• **WORK ITEM**
Could you please find each line in the records that contains the word "friends" and copy it?
### DATA TO USE
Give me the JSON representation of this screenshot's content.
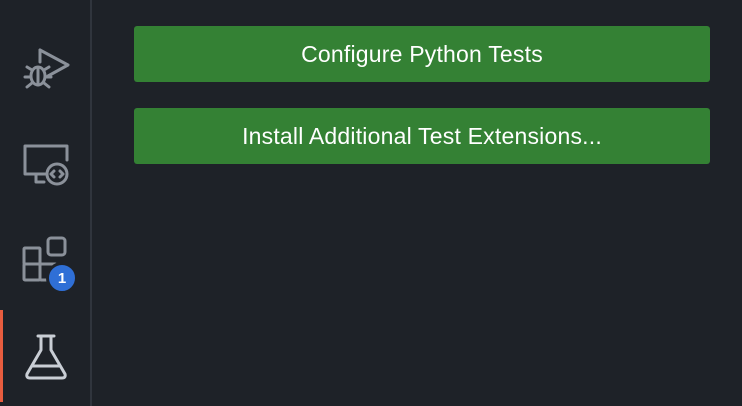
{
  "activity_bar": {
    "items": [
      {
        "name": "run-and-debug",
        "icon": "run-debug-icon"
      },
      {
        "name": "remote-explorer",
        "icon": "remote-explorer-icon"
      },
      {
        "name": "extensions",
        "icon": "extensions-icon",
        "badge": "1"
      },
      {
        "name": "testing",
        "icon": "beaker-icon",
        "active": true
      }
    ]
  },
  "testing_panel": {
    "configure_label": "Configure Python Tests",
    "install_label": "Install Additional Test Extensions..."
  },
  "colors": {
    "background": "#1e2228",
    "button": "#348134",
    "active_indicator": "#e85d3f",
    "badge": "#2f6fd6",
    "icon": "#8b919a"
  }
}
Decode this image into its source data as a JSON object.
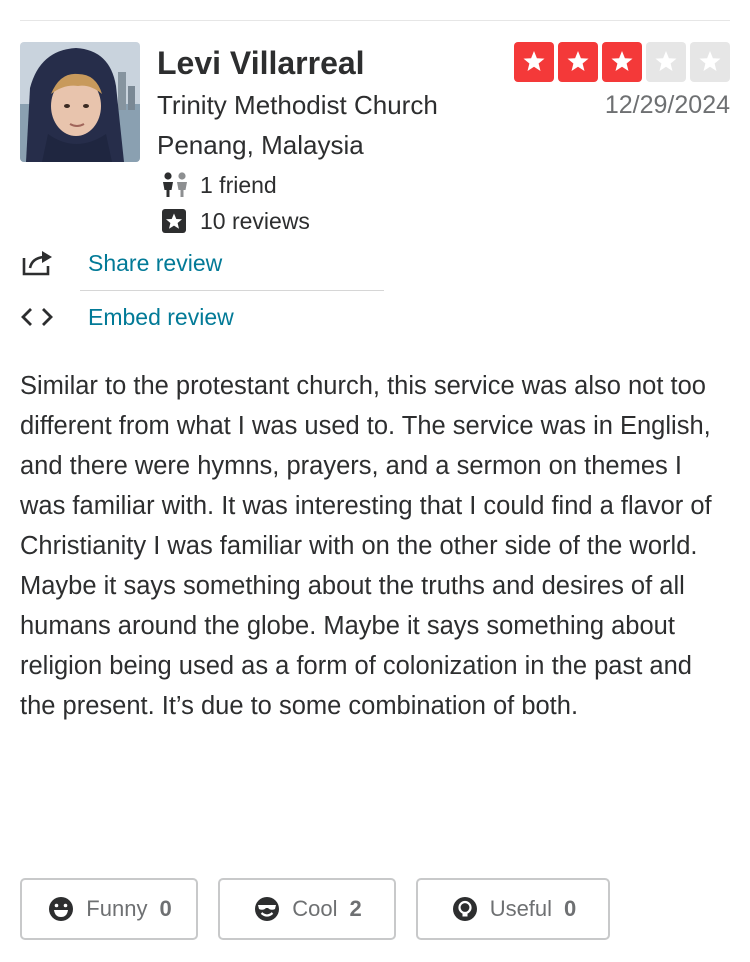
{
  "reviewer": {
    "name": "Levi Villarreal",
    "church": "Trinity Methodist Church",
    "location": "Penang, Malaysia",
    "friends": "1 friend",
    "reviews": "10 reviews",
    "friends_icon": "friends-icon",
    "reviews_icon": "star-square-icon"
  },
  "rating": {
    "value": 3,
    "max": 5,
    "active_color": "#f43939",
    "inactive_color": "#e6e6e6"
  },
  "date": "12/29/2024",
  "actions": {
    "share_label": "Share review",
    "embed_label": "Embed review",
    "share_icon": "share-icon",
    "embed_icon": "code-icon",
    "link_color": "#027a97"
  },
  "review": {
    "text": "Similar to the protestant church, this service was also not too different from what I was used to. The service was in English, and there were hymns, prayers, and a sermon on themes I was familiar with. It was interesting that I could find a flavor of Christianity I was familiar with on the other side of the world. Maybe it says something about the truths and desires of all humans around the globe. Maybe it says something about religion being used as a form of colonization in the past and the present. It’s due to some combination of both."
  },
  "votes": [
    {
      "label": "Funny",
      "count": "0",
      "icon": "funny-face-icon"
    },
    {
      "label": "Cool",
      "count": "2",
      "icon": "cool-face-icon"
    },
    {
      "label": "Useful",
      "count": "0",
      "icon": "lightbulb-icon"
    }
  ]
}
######
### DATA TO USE
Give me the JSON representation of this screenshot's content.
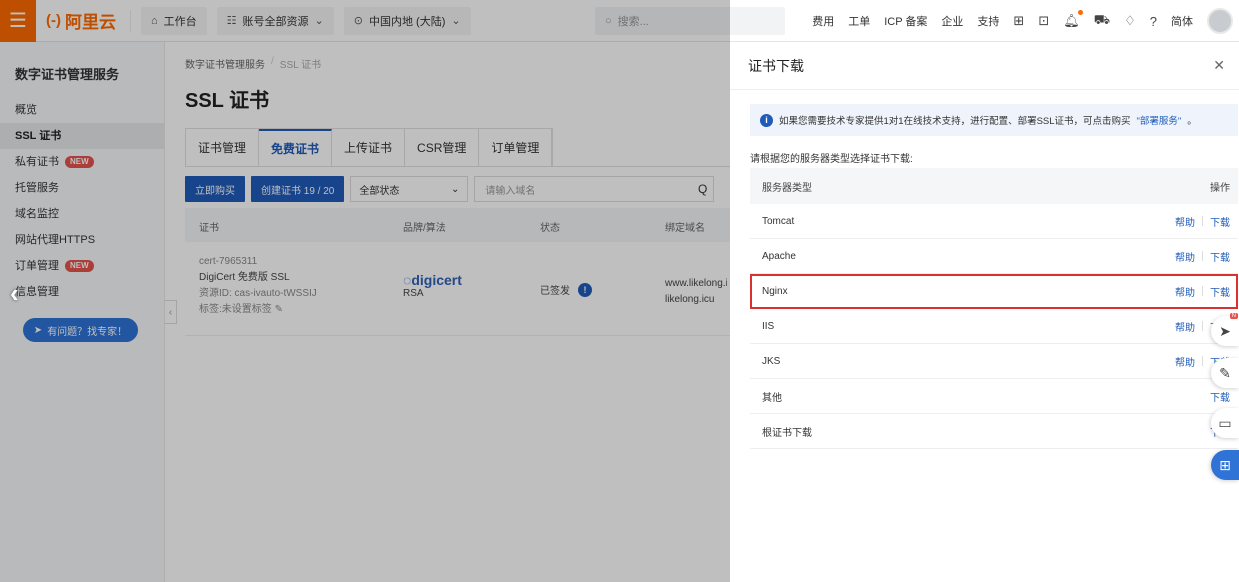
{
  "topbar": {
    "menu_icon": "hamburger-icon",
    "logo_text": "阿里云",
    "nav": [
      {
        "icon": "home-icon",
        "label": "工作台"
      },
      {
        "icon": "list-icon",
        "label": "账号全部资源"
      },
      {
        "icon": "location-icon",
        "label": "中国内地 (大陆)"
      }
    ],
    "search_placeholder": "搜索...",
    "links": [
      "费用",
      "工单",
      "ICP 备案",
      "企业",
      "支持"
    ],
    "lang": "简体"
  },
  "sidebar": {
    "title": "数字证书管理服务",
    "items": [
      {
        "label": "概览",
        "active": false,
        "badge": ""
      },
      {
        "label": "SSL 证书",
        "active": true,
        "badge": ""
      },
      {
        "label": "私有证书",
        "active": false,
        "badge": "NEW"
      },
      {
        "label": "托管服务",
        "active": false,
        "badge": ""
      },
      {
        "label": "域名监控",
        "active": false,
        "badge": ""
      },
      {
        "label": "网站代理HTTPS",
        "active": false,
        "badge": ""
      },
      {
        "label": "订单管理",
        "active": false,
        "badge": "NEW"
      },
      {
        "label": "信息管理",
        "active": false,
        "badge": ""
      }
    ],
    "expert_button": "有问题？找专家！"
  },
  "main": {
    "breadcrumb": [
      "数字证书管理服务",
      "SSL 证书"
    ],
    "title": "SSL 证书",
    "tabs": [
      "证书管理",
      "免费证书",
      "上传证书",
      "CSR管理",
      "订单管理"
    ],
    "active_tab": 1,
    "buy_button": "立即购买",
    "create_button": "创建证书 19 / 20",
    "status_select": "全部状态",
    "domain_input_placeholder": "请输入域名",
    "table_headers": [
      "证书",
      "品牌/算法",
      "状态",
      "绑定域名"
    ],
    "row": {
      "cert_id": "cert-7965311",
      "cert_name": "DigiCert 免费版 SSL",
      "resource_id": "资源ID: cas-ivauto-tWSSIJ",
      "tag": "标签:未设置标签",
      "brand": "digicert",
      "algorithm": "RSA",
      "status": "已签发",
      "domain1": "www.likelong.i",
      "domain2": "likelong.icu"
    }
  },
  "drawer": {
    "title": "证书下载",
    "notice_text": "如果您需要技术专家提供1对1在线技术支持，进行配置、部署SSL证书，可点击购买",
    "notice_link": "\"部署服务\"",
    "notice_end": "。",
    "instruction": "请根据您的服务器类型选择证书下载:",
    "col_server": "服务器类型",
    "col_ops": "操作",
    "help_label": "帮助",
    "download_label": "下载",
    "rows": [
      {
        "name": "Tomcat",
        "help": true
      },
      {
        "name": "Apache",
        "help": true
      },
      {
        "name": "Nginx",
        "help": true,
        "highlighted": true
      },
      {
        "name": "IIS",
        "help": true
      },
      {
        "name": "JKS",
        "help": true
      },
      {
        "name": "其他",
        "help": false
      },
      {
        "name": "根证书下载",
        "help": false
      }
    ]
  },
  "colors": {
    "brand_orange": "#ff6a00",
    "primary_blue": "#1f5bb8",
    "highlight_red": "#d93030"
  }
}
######
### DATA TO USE
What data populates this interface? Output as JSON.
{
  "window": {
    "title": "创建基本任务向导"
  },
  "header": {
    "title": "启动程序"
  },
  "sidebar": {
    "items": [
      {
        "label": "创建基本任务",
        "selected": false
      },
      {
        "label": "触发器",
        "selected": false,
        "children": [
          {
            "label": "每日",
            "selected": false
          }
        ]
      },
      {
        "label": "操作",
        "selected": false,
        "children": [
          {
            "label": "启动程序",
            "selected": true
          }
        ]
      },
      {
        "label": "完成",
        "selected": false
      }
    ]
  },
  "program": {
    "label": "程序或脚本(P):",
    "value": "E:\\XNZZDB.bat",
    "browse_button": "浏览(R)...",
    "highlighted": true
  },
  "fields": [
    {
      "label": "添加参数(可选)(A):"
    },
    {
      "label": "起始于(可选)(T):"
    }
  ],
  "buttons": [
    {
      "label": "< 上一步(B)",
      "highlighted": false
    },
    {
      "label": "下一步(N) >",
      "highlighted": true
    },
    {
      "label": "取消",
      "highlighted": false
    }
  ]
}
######
• **RESPONSE BELOW**
    "friends": "1 friend",
    "friends_icon": "friends-icon",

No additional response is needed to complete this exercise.